> _What you need to do_
Go through the entries below and copy each line containing the word "多个换行".

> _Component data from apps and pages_
--- START ---

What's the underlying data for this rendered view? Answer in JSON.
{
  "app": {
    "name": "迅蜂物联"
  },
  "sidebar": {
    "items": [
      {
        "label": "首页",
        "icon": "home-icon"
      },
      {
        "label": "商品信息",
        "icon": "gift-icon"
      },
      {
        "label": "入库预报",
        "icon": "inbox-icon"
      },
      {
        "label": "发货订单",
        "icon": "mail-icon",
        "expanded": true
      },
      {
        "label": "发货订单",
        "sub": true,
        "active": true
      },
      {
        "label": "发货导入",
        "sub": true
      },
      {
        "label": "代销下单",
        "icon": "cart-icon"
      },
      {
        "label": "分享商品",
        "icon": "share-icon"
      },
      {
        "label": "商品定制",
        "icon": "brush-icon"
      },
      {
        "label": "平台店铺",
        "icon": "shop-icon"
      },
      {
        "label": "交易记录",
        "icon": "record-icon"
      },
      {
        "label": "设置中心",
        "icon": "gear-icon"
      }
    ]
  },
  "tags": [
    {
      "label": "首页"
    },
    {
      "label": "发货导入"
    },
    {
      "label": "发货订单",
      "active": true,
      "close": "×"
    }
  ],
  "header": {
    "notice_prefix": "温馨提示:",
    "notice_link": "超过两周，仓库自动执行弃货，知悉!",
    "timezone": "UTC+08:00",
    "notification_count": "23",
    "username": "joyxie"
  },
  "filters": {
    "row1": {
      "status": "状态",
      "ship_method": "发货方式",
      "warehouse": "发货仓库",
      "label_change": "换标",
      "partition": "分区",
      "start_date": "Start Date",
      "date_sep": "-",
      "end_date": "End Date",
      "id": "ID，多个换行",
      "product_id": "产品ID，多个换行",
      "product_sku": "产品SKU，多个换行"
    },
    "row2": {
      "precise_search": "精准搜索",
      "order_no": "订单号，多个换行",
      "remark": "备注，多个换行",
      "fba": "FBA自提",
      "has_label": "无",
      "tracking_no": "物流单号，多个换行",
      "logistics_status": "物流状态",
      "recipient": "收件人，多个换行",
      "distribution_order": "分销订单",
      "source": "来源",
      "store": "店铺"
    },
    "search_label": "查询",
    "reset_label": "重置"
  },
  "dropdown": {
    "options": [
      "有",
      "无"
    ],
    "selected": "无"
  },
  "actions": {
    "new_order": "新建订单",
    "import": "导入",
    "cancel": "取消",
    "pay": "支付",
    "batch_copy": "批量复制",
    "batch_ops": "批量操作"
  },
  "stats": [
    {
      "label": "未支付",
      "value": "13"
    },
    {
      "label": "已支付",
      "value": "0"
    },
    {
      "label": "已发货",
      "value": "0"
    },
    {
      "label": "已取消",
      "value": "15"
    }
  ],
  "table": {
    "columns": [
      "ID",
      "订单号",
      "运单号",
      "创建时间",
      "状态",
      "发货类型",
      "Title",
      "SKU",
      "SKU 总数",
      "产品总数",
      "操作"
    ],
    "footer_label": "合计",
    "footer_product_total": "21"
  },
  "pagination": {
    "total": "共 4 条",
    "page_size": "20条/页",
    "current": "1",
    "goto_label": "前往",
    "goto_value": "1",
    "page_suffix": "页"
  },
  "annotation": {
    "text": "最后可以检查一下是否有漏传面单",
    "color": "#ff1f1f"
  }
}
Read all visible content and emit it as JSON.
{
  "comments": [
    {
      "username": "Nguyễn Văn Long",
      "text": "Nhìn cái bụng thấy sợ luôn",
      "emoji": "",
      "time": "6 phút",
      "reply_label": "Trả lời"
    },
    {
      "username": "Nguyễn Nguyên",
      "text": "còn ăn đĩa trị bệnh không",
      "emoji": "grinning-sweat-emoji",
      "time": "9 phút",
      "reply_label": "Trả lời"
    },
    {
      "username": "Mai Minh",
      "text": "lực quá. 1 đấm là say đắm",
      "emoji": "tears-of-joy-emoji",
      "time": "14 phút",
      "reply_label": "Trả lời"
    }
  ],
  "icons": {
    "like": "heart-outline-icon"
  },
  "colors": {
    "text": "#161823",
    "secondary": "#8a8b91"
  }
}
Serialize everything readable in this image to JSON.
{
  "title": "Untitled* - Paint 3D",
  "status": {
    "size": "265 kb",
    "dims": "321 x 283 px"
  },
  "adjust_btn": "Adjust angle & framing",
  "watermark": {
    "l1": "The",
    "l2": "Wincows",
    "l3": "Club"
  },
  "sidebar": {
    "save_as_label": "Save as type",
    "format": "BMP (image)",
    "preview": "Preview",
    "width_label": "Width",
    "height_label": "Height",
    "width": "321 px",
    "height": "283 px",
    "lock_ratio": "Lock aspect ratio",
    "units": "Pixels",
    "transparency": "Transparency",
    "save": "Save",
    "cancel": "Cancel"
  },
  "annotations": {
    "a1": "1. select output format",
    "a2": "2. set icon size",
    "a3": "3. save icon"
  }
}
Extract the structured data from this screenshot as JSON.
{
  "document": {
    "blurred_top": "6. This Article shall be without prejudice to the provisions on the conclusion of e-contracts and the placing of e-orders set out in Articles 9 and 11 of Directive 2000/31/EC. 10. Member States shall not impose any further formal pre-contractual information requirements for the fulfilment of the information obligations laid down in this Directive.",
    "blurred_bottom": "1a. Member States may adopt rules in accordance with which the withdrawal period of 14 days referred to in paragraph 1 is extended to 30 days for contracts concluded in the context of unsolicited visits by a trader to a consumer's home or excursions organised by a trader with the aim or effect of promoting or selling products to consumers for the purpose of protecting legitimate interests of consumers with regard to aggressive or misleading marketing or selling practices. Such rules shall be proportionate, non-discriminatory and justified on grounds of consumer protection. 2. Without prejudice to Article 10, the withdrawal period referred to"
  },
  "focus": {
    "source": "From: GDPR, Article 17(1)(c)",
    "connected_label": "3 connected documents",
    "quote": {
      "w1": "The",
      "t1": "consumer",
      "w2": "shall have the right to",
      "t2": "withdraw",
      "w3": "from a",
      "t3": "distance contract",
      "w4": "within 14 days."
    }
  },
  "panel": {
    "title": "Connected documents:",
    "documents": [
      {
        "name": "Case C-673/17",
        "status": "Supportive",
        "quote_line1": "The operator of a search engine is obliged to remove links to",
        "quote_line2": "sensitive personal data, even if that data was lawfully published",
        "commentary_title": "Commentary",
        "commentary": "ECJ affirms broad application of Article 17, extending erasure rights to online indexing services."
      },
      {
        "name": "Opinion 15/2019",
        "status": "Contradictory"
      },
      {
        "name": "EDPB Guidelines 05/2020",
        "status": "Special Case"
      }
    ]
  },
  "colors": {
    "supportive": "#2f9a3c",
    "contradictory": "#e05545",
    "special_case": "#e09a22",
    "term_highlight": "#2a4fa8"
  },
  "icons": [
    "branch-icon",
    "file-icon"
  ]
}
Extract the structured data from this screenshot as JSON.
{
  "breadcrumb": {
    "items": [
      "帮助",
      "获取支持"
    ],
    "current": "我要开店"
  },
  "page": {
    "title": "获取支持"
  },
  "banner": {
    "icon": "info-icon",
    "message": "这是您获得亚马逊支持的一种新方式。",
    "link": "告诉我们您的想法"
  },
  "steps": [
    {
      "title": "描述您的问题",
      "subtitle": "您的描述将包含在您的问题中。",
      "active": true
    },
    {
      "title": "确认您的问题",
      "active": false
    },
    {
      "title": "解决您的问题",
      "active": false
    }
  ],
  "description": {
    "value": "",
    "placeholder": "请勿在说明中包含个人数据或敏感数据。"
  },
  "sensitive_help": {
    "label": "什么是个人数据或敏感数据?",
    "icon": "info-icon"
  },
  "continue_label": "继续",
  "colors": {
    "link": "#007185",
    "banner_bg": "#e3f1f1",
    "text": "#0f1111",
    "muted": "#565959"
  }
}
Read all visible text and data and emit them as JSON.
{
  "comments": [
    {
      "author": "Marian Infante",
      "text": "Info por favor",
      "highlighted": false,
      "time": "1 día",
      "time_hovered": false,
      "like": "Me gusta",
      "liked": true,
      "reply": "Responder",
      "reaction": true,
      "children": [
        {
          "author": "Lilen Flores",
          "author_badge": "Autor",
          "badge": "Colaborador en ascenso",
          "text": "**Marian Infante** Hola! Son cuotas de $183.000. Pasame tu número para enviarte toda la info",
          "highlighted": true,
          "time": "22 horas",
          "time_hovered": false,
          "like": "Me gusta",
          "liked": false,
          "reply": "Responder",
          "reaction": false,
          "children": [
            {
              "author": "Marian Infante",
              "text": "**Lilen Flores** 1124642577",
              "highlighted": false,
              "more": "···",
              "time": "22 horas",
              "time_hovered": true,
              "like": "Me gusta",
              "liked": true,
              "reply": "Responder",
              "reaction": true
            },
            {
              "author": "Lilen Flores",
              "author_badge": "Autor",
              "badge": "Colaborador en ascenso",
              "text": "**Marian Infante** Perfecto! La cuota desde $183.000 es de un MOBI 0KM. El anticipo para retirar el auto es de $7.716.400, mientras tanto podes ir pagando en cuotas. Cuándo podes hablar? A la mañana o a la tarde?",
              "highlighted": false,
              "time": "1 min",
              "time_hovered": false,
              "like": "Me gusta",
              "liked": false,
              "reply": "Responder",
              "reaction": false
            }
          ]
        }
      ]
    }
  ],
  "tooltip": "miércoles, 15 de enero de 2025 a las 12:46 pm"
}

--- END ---

> _Output_
      "id": "ID，多个换行",
      "product_id": "产品ID，多个换行",
      "product_sku": "产品SKU，多个换行"
      "order_no": "订单号，多个换行",
      "remark": "备注，多个换行",
      "tracking_no": "物流单号，多个换行",
      "recipient": "收件人，多个换行",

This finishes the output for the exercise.